Colds and Ginger

Ginger is a ‘heaty’ food, so it’s good to have in the winter to offset the cold. Of course this won’t mean anything to you if you are not familiar with TCM. Let’s put it a different way. Scientifically, ginger is known for its anti-inflammatory properties. This explains the why Yipor treated her swollen leg in ginger. When your ankle swells up due to a sprain, wrapping your ankle with a few pieces of ginger will remove the swelling.

Blog 15 Making Small Talk in TCM 2In the same way, if you have indigestion, having some ginger (in tea or in a meal) will take down the bloating feeling. Same for when you have a cold, or a sore throat. Its spiciness warms you up, and offers relief on your throat. In a childish way, I imagine this is a battle ground. The fiery ginger is blasting off the bacteria in my sore throat.

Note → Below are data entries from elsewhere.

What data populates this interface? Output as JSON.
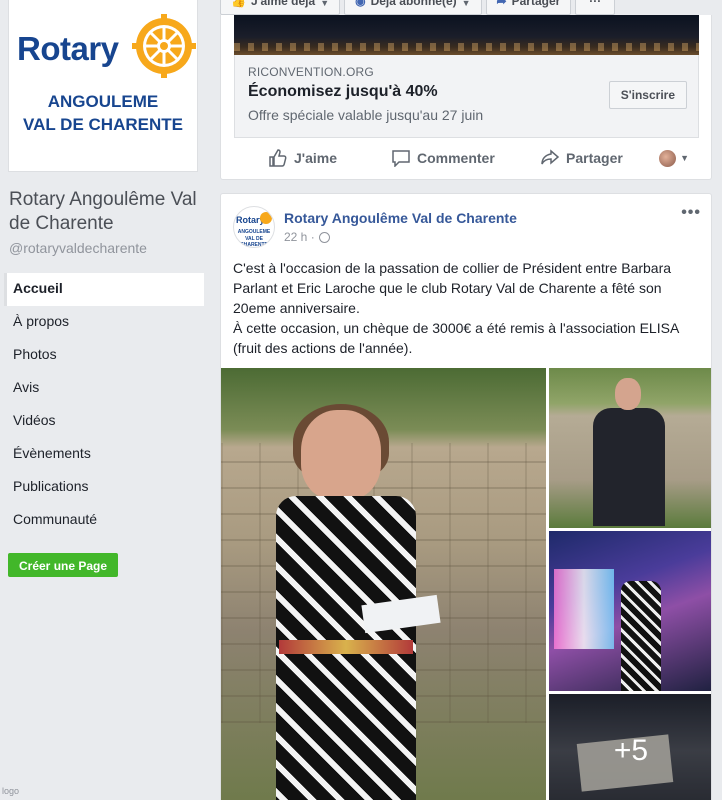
{
  "sidebar": {
    "logo": {
      "word": "Rotary",
      "line1": "ANGOULEME",
      "line2": "VAL DE CHARENTE"
    },
    "page_name": "Rotary Angoulême Val de Charente",
    "handle": "@rotaryvaldecharente",
    "nav": [
      {
        "label": "Accueil",
        "active": true
      },
      {
        "label": "À propos"
      },
      {
        "label": "Photos"
      },
      {
        "label": "Avis"
      },
      {
        "label": "Vidéos"
      },
      {
        "label": "Évènements"
      },
      {
        "label": "Publications"
      },
      {
        "label": "Communauté"
      }
    ],
    "create_page": "Créer une Page",
    "tiny_label": "logo"
  },
  "top_bar": {
    "like": "J'aime déjà",
    "follow": "Déjà abonné(e)",
    "share": "Partager",
    "more": "···"
  },
  "ad": {
    "domain": "RICONVENTION.ORG",
    "title": "Économisez jusqu'à 40%",
    "description": "Offre spéciale valable jusqu'au 27 juin",
    "cta": "S'inscrire",
    "actions": {
      "like": "J'aime",
      "comment": "Commenter",
      "share": "Partager"
    }
  },
  "post": {
    "author": "Rotary Angoulême Val de Charente",
    "time": "22 h ·",
    "avatar_word": "Rotary",
    "avatar_line1": "ANGOULEME",
    "avatar_line2": "VAL DE CHARENTE",
    "text": "C'est à l'occasion de la passation de collier de Président entre Barbara Parlant et Eric Laroche que le club Rotary Val de Charente a fêté son 20eme anniversaire.\nÀ cette occasion, un chèque de 3000€ a été remis à l'association ELISA (fruit des actions de l'année).",
    "more_photos": "+5"
  },
  "colors": {
    "rotary_blue": "#17458f",
    "rotary_gold": "#f7a81b",
    "fb_link": "#365899",
    "create_green": "#42b72a"
  },
  "icons": [
    "like-thumb-icon",
    "comment-icon",
    "share-arrow-icon",
    "globe-icon",
    "more-dots-icon",
    "rotary-wheel-icon"
  ]
}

As they die off one by one, I feel the pain go away.

In the shops, you can even buy lemon and ginger tea. Whichever way you look at it, keep some form of ginger in your house. It’s a must-have for the winter months.

Coughs and Heat

Coughs are never pleasant. If you have it, you are exhausted by the involuntary recurring spasms. If you are near someone with a cough, the repetitive sound is wearing. Walk into any chemist and you will find a plethora of cough mixtures: for chesty cough, tickly cough, dry coughs etc. Maybe you haven’t found one that works for you, or you find them expensive during the cold season. If you are open to suggestions, here are my thoughts.

Blog 15 Making Small Talk in TCM 3Cold edibles exacerbate coughs. So if you feel a cough coming, ie literally the first couple of times you start coughing, stay away immediately from cold drinks and food. I don’t just mean refrigerated items. Anything that is colder than 37oC is cold to your body. So when I say ‘cold’, I also include room temperature items like bread. After all, room temperature is about 20oC. If you are peckish, have something warm, like toast. Chilled sandwiches or a pot of yoghurt will bring on the cough. Stay away from them!

Blog 15 Making Small Talk in TCM 4

If you need a drink, make sure it’s hot, not water from the tap or from a bottle. I know it sounds bonkers, but just try it for a day, half a day or even a couple of hours. Then switch back to your chilled or room temperature foods. See if your chest tightens, your throat gets ticklish or you start coughing again. You have nothing to lose and everything to gain.

If you are not used to this type of talk, it will sound like someone is giving gratuitous, unwanted advice, but honestly, it’s just small, friendly talk.

**If my article has intrigued you and you want to know more about TCM, Shennong gives a introduction. Eu Yan Sang is another good website to check out.

This article was first published 15 Nov 2018. Updated 30 Jan 2021. Secrets of the Great Fire Tree is a middle-grade fiction touching on Yipor, Ah Fu and their ailments. It is published by Aurelia Leo.

14 thoughts on “Making Small Talk about Traditional Chinese Medicine (TCM)

  1. Simply Chloe

    Wow Chinese culture is so fascinating! I find the topic of ‘heaty and cooling’ so interesting, especially as I have never heard of it before. Great post, thanks for sharing x

    Liked by 1 person

    Reply
  2. Pingback: Making Small Talk about TCM — Justine Laismith | patricknelson750

  3. Pingback: Five Common Sights in and around Buddhist Temples | Justine Laismith

  4. Pingback: Five Common Sights in and around Buddhist Temples – AURELIA LEO

  5. Pingback: Demystifying Chinese Medicine | Justine Laismith

  6. Pingback: Five Common Sights in and around Buddhist Temples | Justine Laismith

Leave a Reply

Fill in your details below or click an icon to log in:

WordPress.com Logo

You are commenting using your WordPress.com account. Log Out /  Change )

Google photo

You are commenting using your Google account. Log Out /  Change )

Twitter picture

You are commenting using your Twitter account. Log Out /  Change )

Facebook photo

You are commenting using your Facebook account. Log Out /  Change )

Connecting to %s